After World War II, many things changed for Alfa Romeo, the most important of which was the evolving new car marketplace. No longer was there a great demand for large engined grand touring machines. Consumers preferred much smaller, more efficient vehicles as a result of an economy in recovery. Introduced at the Paris Motor Show in 1950, the 1900 was the first Alfa Romeo to carry unit body construction and had a twin cam, four cylinder engine that matched the power of it's six cylinder predecessor, the 6C 2500. The switch to smaller vehicles ensured Alfa Romeo's survival going forward but coachbuilders had a difficult task when it came to modifying a car without a separate chassis. Nevertheless, there were several versions of the 1900 bodied by famed Italian coachbuilders, such as this SS Ghia, which included a slightly larger, higher horsepower engine.
1954 Alfa Romeo 1900 SS Ghia ID# AR1900C01838. Delivered new to George Walker, then VP of Design at Ford Motor Company and comes with known provenance that includes Miami, Italy, Monte Carlo, Switzerland, and returning to the U.S. in mid 2000. This Alfa was also shown at Florida’s Italia Fest in February and received a 2nd in class award.
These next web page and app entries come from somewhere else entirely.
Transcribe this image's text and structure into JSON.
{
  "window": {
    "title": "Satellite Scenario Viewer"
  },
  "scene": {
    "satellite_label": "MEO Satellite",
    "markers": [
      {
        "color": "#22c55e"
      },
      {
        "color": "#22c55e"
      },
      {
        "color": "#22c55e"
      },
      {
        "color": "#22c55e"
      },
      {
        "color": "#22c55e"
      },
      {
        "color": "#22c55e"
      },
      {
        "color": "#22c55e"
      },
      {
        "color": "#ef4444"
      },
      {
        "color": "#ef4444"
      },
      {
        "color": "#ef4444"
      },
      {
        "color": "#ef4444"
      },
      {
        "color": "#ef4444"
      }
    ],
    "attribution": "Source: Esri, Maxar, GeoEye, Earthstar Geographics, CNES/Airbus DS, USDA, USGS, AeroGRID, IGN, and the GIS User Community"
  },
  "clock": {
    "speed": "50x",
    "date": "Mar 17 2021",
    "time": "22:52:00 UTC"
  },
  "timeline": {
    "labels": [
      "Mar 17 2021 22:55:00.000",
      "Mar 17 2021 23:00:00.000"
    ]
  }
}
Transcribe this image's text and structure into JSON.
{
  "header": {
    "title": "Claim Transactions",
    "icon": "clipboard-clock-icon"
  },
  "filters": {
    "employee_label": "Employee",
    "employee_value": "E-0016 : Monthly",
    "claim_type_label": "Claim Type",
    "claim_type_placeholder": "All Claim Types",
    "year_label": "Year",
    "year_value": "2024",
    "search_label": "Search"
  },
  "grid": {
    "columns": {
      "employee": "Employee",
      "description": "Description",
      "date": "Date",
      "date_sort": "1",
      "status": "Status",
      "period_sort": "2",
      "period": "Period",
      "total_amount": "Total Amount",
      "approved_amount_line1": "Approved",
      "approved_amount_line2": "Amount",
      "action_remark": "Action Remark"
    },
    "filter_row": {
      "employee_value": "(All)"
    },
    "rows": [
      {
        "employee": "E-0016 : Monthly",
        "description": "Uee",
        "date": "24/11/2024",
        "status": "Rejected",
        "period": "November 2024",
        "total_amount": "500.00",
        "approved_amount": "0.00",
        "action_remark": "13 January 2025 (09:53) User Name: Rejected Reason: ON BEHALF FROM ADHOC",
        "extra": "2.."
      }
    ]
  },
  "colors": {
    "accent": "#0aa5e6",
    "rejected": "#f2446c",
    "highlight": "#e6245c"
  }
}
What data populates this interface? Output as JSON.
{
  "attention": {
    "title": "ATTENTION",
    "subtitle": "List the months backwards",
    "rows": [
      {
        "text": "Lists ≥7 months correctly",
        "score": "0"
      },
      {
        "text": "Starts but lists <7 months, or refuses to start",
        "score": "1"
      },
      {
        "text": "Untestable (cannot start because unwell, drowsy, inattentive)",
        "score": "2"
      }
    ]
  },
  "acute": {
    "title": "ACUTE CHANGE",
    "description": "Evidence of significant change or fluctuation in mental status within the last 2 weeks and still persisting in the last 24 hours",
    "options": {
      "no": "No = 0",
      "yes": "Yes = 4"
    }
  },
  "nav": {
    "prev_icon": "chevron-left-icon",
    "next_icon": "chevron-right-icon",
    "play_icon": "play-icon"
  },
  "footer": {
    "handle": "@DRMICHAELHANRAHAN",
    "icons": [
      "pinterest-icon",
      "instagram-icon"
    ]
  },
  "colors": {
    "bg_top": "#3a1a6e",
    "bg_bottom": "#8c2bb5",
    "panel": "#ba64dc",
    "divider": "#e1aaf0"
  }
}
Pictured and described in Benson’s book as unusual and bearing resemblances to the Bertone BAT cars.
This same car was for sale back in 2006 by the same seller at $350,000. The worldwide economic downturn has affected the classic car market, especially for more obscure classics such as this car. One of the last 1900 Ghia Coupes to sell was in 2009 at Gooding & Company at Pebble Beach. That car sold for $170,500, inclusive of the buyer's premium. Realistically, this car might bring anywhere from $150,000 to $200,000 in this market.